Project Demonstrates Removal of Water from Ultrafine Coal Waste
A novel technology that could help release some currently unusable energy in an estimated 2 billion tons of coal waste in the U.S. has been demonstrated by a Department of Energy–supported project, the federal body said on Tuesday.
The DOE said that a full-scale test of the so-called “advanced hyperbaric centrifuge technology” at a Jim Walter Resources Inc. coal-cleaning plant in Alabama resulted in the “successful reduction of moisture from ultrafine coal waste.” The test conducted by the DOE’s National Energy Technology Laboratory (NETL), the Virginia Polytechnic Institute, and the State University (Virginia Tech) reportedly used the patented process to effectively remove water from very fine coal “slurries,” or a mixture of waste coal “fines” and water.
According to the DOE, U.S. coal producers each year discard large amounts of moisture-laden fines (small, coarse coal particles) that are typically deposited in containment ponds or impoundments as a slurry. “In some cases the water is evaporated to stabilize the deposits before they are recovered in surface reclamation; in others, the waste coal—which represents a potentially useful energy resource—is not recovered for a variety of technological, operational, market, or other reasons,” the DOE said.

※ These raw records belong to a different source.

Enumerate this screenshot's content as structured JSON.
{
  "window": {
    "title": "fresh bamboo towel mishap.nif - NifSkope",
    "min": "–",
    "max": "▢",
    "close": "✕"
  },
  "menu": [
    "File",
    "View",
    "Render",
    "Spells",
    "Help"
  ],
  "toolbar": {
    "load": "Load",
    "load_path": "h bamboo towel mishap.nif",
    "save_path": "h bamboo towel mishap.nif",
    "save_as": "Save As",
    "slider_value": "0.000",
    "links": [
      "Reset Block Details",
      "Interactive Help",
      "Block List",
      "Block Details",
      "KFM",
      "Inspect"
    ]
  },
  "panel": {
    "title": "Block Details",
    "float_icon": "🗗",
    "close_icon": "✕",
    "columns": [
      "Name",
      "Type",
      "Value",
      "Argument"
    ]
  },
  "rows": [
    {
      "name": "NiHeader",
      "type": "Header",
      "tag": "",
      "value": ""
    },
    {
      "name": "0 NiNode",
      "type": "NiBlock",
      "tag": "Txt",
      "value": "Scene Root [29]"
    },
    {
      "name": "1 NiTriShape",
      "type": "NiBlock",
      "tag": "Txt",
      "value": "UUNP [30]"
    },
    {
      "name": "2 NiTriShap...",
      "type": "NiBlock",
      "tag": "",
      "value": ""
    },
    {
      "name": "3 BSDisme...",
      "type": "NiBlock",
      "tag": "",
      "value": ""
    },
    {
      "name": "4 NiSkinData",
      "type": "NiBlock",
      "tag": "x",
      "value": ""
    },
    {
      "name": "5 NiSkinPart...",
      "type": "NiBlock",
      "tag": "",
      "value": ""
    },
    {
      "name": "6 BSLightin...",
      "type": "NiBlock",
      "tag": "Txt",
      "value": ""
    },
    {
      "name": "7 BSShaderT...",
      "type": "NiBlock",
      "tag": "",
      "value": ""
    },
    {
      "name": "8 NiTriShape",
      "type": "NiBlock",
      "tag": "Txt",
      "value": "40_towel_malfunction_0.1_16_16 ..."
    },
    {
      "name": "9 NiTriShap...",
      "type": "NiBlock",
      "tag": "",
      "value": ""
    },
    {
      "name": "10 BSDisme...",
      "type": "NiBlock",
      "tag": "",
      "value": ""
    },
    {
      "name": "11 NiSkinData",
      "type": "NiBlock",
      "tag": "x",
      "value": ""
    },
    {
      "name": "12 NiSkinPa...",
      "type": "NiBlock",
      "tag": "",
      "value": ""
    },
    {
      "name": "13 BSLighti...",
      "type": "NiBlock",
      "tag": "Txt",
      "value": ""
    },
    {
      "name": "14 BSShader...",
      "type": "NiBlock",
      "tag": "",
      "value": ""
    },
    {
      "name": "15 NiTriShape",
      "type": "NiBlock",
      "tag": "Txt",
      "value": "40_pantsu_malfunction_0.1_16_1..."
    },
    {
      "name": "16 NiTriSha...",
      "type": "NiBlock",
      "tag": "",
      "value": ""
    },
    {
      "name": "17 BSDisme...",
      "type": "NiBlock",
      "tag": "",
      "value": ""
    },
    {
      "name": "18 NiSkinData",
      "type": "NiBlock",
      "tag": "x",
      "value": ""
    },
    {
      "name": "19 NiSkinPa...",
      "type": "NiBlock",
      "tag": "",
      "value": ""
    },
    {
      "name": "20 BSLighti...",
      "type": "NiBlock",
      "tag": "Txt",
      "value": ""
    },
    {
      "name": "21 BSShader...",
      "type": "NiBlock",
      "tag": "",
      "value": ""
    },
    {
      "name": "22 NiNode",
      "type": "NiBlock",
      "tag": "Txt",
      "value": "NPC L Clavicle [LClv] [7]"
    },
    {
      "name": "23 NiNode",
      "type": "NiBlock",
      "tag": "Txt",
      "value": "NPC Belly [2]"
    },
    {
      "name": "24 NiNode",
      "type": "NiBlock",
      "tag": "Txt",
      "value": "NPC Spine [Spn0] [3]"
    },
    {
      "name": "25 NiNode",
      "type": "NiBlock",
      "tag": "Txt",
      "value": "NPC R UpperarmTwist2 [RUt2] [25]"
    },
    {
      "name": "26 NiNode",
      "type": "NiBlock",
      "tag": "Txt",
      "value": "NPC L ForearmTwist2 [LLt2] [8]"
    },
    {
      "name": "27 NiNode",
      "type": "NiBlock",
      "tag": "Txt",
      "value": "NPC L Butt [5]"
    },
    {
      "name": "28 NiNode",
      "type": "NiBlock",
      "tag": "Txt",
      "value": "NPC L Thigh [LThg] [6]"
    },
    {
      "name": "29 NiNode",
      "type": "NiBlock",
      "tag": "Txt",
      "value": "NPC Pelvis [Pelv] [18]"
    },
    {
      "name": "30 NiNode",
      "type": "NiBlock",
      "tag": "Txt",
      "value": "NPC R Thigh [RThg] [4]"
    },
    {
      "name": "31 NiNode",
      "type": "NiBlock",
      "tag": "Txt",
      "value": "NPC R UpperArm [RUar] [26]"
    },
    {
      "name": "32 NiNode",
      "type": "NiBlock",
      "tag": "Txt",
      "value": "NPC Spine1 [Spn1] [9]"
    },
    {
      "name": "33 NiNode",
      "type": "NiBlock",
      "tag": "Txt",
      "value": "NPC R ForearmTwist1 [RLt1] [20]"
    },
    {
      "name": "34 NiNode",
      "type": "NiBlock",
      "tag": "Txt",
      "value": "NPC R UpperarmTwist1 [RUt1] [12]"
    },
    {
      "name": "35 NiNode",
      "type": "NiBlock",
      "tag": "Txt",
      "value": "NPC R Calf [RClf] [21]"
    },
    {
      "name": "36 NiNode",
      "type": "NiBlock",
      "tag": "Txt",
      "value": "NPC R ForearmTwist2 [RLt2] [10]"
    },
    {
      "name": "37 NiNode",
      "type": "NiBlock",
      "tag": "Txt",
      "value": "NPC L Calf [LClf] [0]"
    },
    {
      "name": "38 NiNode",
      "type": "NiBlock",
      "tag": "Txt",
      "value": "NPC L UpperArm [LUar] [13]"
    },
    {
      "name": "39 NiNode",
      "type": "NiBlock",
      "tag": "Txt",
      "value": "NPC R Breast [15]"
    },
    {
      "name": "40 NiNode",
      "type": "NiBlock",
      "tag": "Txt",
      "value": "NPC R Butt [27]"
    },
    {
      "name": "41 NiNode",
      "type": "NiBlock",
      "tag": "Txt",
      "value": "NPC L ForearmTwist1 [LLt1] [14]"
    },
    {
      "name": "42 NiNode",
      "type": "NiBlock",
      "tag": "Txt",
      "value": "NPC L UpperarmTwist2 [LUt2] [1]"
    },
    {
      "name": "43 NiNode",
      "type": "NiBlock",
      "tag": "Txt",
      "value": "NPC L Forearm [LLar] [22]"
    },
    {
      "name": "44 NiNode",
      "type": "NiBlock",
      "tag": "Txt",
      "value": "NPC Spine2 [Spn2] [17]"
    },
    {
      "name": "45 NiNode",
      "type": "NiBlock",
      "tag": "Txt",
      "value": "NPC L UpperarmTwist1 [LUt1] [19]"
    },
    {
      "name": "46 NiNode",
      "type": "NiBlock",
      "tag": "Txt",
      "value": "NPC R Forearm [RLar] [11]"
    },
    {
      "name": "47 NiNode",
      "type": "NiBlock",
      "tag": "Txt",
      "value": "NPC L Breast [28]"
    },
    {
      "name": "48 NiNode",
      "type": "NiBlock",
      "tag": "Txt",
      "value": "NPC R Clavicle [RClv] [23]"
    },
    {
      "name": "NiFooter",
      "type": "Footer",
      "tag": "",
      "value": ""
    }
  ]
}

The technology is aimed at separating the fine coal particles from water, allowing their recovery for energy while simultaneously cleaning up the environment and providing jobs in the coal-cleaning industry. “The technology represents a major step forward in clean coal separation and could pave the way not only for the use of billions of tons of waste, but also the 70 million to 90 million tons of fine coal refuse added to slurry impoundments by the U.S. coal industry each year,” the DOE said.

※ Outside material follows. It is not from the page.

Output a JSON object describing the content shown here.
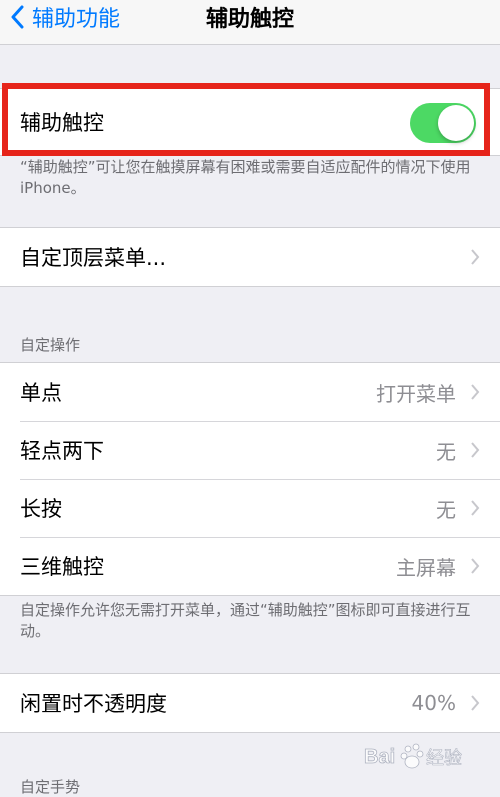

Developed and patented by researchers at Virginia Tech, the hyperbaric centrifuge technology was subsequently sublicensed to Decanter Machine Inc., of Johnson City, Tenn., which built the initial prototype unit that successfully dewatered fine coal to a level of 13% to 19% moisture at a rate of 30 gallons per minute. Coal recovery from the sludge was reportedly greater than 97%.
Decanter Machine then constructed a full-scale commercial unit capable of handling 600 gallons of slurry per minute. Jim Walter Resources successfully tested the full-scale commercial unit at the greater rate, again dewatering the ultrafine coal to less than 20% moisture by applying a combination of air pressure and centrifugal force to significantly reduce moisture.
“The success of the hyperbaric centrifuge has addressed a variety of issues associated with the coal-cleaning process,” the DOE said. “In the past, removing moisture from very fine coal particles had been difficult. Methods typically used, such as thermal dryers or mechanical dewatering, had either proven too costly or had been unable to dewater ultrafine coal particles of 0.1 millimeters or less.”